* Required action: Reproduce the material that follows exactly, with no line left out.
=== Section Start ===
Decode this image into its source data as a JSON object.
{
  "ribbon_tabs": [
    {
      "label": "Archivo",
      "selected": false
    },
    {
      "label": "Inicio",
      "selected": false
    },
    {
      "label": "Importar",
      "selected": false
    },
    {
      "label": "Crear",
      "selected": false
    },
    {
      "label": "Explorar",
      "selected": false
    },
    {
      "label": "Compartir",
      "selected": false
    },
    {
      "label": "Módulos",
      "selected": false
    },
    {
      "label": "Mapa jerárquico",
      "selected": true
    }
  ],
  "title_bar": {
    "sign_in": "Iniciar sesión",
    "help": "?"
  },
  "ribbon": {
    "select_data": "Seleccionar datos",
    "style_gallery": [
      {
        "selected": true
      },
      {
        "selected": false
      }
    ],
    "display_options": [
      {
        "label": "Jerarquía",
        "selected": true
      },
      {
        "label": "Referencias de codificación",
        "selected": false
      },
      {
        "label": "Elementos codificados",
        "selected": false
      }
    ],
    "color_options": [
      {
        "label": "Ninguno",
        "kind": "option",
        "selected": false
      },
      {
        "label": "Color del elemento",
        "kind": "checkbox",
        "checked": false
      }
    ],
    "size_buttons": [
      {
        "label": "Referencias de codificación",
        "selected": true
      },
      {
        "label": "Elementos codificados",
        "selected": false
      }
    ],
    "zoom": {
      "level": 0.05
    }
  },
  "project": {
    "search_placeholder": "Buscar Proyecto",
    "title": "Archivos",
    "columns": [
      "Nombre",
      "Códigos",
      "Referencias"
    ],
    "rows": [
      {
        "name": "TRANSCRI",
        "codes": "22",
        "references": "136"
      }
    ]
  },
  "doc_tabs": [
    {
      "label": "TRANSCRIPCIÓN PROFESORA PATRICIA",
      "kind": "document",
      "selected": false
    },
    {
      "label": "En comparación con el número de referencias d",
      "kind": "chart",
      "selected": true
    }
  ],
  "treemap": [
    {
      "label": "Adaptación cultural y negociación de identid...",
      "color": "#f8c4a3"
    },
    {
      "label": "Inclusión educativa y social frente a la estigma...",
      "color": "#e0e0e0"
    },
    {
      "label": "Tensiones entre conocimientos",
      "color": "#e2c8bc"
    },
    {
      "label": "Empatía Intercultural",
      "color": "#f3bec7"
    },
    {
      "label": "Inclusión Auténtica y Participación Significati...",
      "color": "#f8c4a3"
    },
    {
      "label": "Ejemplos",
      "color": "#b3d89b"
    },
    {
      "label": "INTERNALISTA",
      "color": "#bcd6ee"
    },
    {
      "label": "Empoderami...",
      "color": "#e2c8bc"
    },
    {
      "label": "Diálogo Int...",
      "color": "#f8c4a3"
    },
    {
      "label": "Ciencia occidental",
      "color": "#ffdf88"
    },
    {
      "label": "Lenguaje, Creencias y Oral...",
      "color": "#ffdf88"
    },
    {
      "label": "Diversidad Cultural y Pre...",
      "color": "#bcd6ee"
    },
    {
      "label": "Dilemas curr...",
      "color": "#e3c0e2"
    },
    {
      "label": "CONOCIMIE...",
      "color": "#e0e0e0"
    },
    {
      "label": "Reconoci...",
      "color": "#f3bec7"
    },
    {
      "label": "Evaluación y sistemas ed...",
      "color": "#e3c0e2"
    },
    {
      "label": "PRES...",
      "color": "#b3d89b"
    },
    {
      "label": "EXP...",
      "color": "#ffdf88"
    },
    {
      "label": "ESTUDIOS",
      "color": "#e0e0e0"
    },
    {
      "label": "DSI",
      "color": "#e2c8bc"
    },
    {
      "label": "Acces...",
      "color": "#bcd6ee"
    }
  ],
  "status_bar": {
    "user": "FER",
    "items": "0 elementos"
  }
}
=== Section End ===
* Response to the task:
Decode this image into its source data as a JSON object.
{
  "ribbon_tabs": [
    {
      "label": "Archivo",
      "selected": false
    },
    {
      "label": "Inicio",
      "selected": false
    },
    {
      "label": "Importar",
      "selected": false
    },
    {
      "label": "Crear",
      "selected": false
    },
    {
      "label": "Explorar",
      "selected": false
    },
    {
      "label": "Compartir",
      "selected": false
    },
    {
      "label": "Módulos",
      "selected": false
    },
    {
      "label": "Mapa jerárquico",
      "selected": true
    }
  ],
  "title_bar": {
    "sign_in": "Iniciar sesión",
    "help": "?"
  },
  "ribbon": {
    "select_data": "Seleccionar datos",
    "style_gallery": [
      {
        "selected": true
      },
      {
        "selected": false
      }
    ],
    "display_options": [
      {
        "label": "Jerarquía",
        "selected": true
      },
      {
        "label": "Referencias de codificación",
        "selected": false
      },
      {
        "label": "Elementos codificados",
        "selected": false
      }
    ],
    "color_options": [
      {
        "label": "Ninguno",
        "kind": "option",
        "selected": false
      },
      {
        "label": "Color del elemento",
        "kind": "checkbox",
        "checked": false
      }
    ],
    "size_buttons": [
      {
        "label": "Referencias de codificación",
        "selected": true
      },
      {
        "label": "Elementos codificados",
        "selected": false
      }
    ],
    "zoom": {
      "level": 0.05
    }
  },
  "project": {
    "search_placeholder": "Buscar Proyecto",
    "title": "Archivos",
    "columns": [
      "Nombre",
      "Códigos",
      "Referencias"
    ],
    "rows": [
      {
        "name": "TRANSCRI",
        "codes": "22",
        "references": "136"
      }
    ]
  },
  "doc_tabs": [
    {
      "label": "TRANSCRIPCIÓN PROFESORA PATRICIA",
      "kind": "document",
      "selected": false
    },
    {
      "label": "En comparación con el número de referencias d",
      "kind": "chart",
      "selected": true
    }
  ],
  "treemap": [
    {
      "label": "Adaptación cultural y negociación de identid...",
      "color": "#f8c4a3"
    },
    {
      "label": "Inclusión educativa y social frente a la estigma...",
      "color": "#e0e0e0"
    },
    {
      "label": "Tensiones entre conocimientos",
      "color": "#e2c8bc"
    },
    {
      "label": "Empatía Intercultural",
      "color": "#f3bec7"
    },
    {
      "label": "Inclusión Auténtica y Participación Significati...",
      "color": "#f8c4a3"
    },
    {
      "label": "Ejemplos",
      "color": "#b3d89b"
    },
    {
      "label": "INTERNALISTA",
      "color": "#bcd6ee"
    },
    {
      "label": "Empoderami...",
      "color": "#e2c8bc"
    },
    {
      "label": "Diálogo Int...",
      "color": "#f8c4a3"
    },
    {
      "label": "Ciencia occidental",
      "color": "#ffdf88"
    },
    {
      "label": "Lenguaje, Creencias y Oral...",
      "color": "#ffdf88"
    },
    {
      "label": "Diversidad Cultural y Pre...",
      "color": "#bcd6ee"
    },
    {
      "label": "Dilemas curr...",
      "color": "#e3c0e2"
    },
    {
      "label": "CONOCIMIE...",
      "color": "#e0e0e0"
    },
    {
      "label": "Reconoci...",
      "color": "#f3bec7"
    },
    {
      "label": "Evaluación y sistemas ed...",
      "color": "#e3c0e2"
    },
    {
      "label": "PRES...",
      "color": "#b3d89b"
    },
    {
      "label": "EXP...",
      "color": "#ffdf88"
    },
    {
      "label": "ESTUDIOS",
      "color": "#e0e0e0"
    },
    {
      "label": "DSI",
      "color": "#e2c8bc"
    },
    {
      "label": "Acces...",
      "color": "#bcd6ee"
    }
  ],
  "status_bar": {
    "user": "FER",
    "items": "0 elementos"
  }
}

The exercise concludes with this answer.